Arslanbek Maliyev grew disillusioned with Islam when he realised foreign missionaries who came to Kyrgyzstan following the collapse of the Soviet Union were more concerned with building mosques than they were with education.
Victory Day on May 9 was an occasion for Russians to indulge in patriotic flag waving in Moscow. Russian President Vladimir Putin used the previous day to muster a show of diplomatic support for his efforts to bring formerly Soviet states closer together.
Russian President Vladimir Putin signed legislation recently offering fast-track citizenship to Russian speakers anywhere within the former Soviet Union.
Relative to other Central Asian states, Kyrgyzstan has a fairly free and perennially noisy domestic media scene. Even so, Kyrgyz outlets tend to be no match for Russian state-controlled media when it comes to establishing narratives for current events.

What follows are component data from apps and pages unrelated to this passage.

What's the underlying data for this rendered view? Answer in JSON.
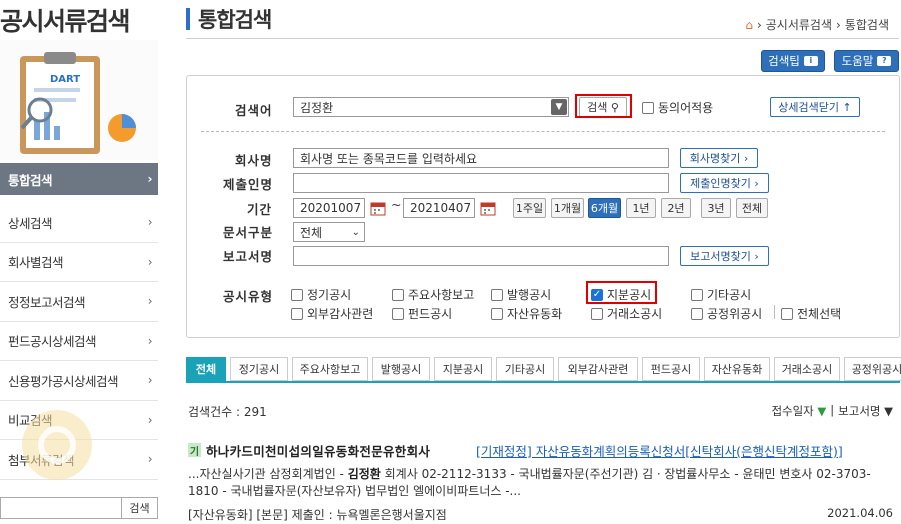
{
  "sidebar": {
    "title": "공시서류검색",
    "logo_text": "DART",
    "items": [
      {
        "label": "통합검색",
        "active": true
      },
      {
        "label": "상세검색"
      },
      {
        "label": "회사별검색"
      },
      {
        "label": "정정보고서검색"
      },
      {
        "label": "펀드공시상세검색"
      },
      {
        "label": "신용평가공시상세검색"
      },
      {
        "label": "비교검색"
      },
      {
        "label": "첨부서류검색"
      }
    ],
    "search_button": "검색"
  },
  "header": {
    "title": "통합검색",
    "breadcrumb": [
      "공시서류검색",
      "통합검색"
    ],
    "tip_button": "검색팁",
    "help_button": "도움말"
  },
  "form": {
    "keyword_label": "검색어",
    "keyword_value": "김정환",
    "search_button": "검색",
    "synonym_label": "동의어적용",
    "detail_toggle": "상세검색닫기",
    "company_label": "회사명",
    "company_placeholder": "회사명 또는 종목코드를 입력하세요",
    "company_find": "회사명찾기",
    "submitter_label": "제출인명",
    "submitter_value": "",
    "submitter_find": "제출인명찾기",
    "period_label": "기간",
    "date_from": "20201007",
    "date_sep": "~",
    "date_to": "20210407",
    "period_buttons": [
      "1주일",
      "1개월",
      "6개월",
      "1년",
      "2년",
      "3년",
      "전체"
    ],
    "period_selected": "6개월",
    "doc_type_label": "문서구분",
    "doc_type_value": "전체",
    "report_label": "보고서명",
    "report_value": "",
    "report_find": "보고서명찾기",
    "disclosure_label": "공시유형",
    "disclosure_types": [
      {
        "label": "정기공시",
        "checked": false
      },
      {
        "label": "주요사항보고",
        "checked": false
      },
      {
        "label": "발행공시",
        "checked": false
      },
      {
        "label": "지분공시",
        "checked": true
      },
      {
        "label": "기타공시",
        "checked": false
      },
      {
        "label": "외부감사관련",
        "checked": false
      },
      {
        "label": "펀드공시",
        "checked": false
      },
      {
        "label": "자산유동화",
        "checked": false
      },
      {
        "label": "거래소공시",
        "checked": false
      },
      {
        "label": "공정위공시",
        "checked": false
      },
      {
        "label": "전체선택",
        "checked": false
      }
    ]
  },
  "tabs": [
    "전체",
    "정기공시",
    "주요사항보고",
    "발행공시",
    "지분공시",
    "기타공시",
    "외부감사관련",
    "펀드공시",
    "자산유동화",
    "거래소공시",
    "공정위공시"
  ],
  "results": {
    "count_label": "검색건수 : 291",
    "sort_date": "접수일자",
    "sort_report": "보고서명",
    "sort_sep": "|",
    "item": {
      "badge": "기",
      "company": "하나카드미천미섭의일유동화전문유한회사",
      "title": "[기재정정] 자산유동화계획의등록신청서[신탁회사(은행신탁계정포함)]",
      "desc_pre": "...자산실사기관 삼정회계법인 - ",
      "desc_bold": "김정환",
      "desc_post": " 회계사 02-2112-3133 - 국내법률자문(주선기관) 김ㆍ장법률사무소 - 윤태민 변호사 02-3703-1810 - 국내법률자문(자산보유자) 법무법인 엘에이비파트너스 -...",
      "meta": "[자산유동화]  [본문]  제출인 : 뉴욕멜론은행서울지점",
      "date": "2021.04.06"
    }
  }
}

Russia’s state-run oil giant Rosneft wants to purchase a majority stake in the state-controlled company that owns all of Kyrgyzstan’s civilian airports.
It is a tough climb to the weather station: The trail leads across snow-covered boulder fields and steep, icy slopes. But for four researchers from Kyrgyzstan’s Geology and Mineral Resources Agency, the six-hour climb to the Adygene Glacier weather station, perched at 3,600 meters above sea level, is routine. From there, they can monitor 18 growing lakes at the glacier snout in the mountains above Bishkek.
Kara-Keche, a sprawling deposit containing about 430 million tonnes of coal in mountainous Naryn Province, is a key asset for Kyrgyzstan’s struggling economy.
It starts out like any gymnastics class: A teacher guides a roomful of women through stretching and breathing exercises. The yoga, ballet and tai chi moves train pelvic muscles, the stomach and legs.
The Year of the Snake has been full of unpleasant surprises for Chinese living in Kyrgyzstan. Against a backdrop of rising economic nationalism and weak law enforcement, Chinese migrants complain they’re being targeted for robberies and extortion, especially by law-enforcement officers who are supposed to protect them.
A generation after independence from the Soviet Union, most villages in Kyrgyzstan are ramshackle, broken places, scenes of hopelessness and despair. Able young people leave – for Bishkek, the capital, or for menial jobs in Russia. But thanks to a secret gold mine, one little mountain hamlet is different.
The Kumtor gold mine is Kyrgyzstan's lone economic gem. Yet, despite the mine’s vital importance to the Kyrgyz economy, officials appear to be mulling a doomsday option for the Canadian-run project.
Almost five years ago, as his village in northern Kyrgyzstan endured daily power outages, rays of light always emitted from Sabyr Kurmanov’s garage. They came from his egg incubator, a 12-volt contraption powered by something he and his neighbours have in abundance – wind.
In 2010, Kyrgyzstan tried to promote good governance and reduce corruption by attaching public watchdogs to major ministries and state agencies. Almost three years later, the watchdogs are still functioning, but many express frustration about bureaucratic resistance that hinders their ability to do their jobs.
With Westerners now leery of investing in Kyrgyzstan, it is perhaps inevitable that officials in Bishkek turn to China as they try to attract capital for infrastructure development.
In early June, a newspaper in Pakistan announced the Asian Development Bank would withdraw from a much-anticipated energy transmission project that aims to connect Central and South Asia. The report stated that security fears in Afghanistan were prompting the ADB to drop its 40 percent interest in the project.